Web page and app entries
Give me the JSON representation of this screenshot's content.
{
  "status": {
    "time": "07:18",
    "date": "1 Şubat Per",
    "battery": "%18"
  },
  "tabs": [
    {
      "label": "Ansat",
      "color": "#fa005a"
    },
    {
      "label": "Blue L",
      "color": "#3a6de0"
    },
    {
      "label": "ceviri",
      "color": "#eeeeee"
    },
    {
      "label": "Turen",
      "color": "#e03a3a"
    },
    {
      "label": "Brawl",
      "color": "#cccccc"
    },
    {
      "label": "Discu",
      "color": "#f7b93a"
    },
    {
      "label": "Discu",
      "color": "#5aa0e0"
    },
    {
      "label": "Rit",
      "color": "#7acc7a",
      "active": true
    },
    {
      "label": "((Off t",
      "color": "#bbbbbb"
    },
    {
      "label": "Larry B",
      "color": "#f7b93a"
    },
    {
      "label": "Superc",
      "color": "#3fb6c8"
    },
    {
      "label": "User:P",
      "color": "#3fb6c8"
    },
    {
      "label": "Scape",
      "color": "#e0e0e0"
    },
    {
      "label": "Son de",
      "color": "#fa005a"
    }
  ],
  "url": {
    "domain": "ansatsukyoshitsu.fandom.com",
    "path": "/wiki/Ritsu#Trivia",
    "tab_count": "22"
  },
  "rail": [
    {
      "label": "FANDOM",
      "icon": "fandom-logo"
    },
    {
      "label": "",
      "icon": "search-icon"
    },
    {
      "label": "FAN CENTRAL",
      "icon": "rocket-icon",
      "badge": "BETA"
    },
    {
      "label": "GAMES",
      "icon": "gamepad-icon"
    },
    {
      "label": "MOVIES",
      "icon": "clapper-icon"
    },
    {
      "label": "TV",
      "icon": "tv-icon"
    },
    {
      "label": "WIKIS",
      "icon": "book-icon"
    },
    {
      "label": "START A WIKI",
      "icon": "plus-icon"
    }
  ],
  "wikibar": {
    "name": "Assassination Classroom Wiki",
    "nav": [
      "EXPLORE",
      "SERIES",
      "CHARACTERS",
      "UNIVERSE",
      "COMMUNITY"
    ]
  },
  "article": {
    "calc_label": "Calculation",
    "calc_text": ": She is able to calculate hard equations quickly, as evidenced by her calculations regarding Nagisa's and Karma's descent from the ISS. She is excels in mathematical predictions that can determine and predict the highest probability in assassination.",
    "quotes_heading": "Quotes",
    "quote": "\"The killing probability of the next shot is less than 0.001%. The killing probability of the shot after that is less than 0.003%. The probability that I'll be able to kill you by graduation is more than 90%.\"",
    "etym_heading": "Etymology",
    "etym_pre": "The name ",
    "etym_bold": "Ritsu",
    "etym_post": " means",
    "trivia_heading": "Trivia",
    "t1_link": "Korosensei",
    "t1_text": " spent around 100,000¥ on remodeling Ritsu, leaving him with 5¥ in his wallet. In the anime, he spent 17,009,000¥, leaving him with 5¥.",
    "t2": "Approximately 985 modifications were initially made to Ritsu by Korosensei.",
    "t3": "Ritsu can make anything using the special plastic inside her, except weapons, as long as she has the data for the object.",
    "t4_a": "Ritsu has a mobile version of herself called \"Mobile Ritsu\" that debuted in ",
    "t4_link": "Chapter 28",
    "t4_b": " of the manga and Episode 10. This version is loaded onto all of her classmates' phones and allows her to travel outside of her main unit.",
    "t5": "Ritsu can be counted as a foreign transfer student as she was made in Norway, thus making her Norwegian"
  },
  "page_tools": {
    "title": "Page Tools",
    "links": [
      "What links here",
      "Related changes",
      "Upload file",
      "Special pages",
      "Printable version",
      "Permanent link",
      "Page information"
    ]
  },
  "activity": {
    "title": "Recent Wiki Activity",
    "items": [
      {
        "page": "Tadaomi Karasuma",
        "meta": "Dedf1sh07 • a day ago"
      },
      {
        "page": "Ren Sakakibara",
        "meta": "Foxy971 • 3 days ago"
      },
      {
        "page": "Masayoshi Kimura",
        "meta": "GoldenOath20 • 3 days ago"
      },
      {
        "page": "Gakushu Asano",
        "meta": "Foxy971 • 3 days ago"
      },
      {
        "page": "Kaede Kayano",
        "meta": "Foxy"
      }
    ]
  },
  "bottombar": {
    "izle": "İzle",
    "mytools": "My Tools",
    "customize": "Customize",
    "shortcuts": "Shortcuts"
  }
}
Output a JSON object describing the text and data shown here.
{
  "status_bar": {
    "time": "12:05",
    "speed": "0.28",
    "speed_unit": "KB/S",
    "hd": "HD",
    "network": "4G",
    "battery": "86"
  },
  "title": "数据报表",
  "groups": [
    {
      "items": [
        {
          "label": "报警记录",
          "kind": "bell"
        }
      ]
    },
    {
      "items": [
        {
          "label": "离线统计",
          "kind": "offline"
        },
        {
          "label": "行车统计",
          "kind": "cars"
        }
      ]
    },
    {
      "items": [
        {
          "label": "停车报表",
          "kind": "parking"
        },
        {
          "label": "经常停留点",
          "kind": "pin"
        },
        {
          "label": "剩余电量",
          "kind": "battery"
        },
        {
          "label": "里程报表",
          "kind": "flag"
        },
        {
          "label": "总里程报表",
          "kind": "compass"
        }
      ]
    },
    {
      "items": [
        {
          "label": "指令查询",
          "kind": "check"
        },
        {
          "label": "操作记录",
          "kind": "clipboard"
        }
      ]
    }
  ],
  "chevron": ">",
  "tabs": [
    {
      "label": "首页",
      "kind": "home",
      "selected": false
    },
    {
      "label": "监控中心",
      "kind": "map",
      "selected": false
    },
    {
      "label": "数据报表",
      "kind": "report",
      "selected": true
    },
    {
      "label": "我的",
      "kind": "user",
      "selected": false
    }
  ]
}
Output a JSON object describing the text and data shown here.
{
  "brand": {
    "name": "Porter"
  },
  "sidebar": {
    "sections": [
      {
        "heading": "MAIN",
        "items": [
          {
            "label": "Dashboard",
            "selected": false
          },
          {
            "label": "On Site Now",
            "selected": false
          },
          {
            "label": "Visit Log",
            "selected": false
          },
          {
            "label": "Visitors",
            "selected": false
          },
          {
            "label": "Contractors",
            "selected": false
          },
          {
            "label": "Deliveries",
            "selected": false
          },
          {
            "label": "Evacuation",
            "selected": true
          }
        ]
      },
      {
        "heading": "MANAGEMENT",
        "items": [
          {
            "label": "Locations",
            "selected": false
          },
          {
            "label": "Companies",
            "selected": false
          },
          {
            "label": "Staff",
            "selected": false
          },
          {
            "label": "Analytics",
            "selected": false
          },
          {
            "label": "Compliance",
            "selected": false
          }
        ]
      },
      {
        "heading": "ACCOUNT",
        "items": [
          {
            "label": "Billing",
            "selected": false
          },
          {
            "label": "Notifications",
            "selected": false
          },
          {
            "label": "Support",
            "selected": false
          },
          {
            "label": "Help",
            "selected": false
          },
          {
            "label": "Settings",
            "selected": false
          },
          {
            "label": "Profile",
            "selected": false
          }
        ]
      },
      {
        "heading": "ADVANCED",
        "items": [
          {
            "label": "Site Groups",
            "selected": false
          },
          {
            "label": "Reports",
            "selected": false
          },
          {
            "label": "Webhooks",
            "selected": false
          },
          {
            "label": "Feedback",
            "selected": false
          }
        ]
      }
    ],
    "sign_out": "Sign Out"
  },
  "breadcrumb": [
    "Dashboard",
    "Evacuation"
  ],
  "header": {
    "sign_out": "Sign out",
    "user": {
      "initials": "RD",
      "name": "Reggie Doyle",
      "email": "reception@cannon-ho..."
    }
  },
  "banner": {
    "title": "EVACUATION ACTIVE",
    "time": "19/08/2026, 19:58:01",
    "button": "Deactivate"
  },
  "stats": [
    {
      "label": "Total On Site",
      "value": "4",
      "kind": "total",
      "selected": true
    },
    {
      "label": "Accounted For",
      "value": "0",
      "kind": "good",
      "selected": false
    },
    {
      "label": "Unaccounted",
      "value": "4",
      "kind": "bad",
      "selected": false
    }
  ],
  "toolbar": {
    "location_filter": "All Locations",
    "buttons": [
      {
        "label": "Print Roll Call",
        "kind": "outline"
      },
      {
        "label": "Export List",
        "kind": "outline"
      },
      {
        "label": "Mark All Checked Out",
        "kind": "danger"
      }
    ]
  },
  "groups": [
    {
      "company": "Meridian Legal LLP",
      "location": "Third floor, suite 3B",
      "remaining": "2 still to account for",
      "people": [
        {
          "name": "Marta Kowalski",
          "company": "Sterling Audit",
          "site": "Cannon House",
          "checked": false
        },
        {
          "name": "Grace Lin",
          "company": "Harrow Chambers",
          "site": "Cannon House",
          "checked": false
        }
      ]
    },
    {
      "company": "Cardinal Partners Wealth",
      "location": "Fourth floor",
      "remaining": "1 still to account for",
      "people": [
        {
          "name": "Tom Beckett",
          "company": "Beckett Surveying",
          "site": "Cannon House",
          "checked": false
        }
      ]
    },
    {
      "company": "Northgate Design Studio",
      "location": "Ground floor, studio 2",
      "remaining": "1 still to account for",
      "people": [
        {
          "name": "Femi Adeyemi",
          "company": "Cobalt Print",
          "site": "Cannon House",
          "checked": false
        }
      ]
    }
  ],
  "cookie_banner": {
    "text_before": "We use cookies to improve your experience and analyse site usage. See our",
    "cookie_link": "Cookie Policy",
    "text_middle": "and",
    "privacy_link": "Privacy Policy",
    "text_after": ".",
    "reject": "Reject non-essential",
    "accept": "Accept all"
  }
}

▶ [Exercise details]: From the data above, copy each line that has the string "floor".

▶ [Solution below]:
      "location": "Third floor, suite 3B",
      "location": "Fourth floor",
      "location": "Ground floor, studio 2",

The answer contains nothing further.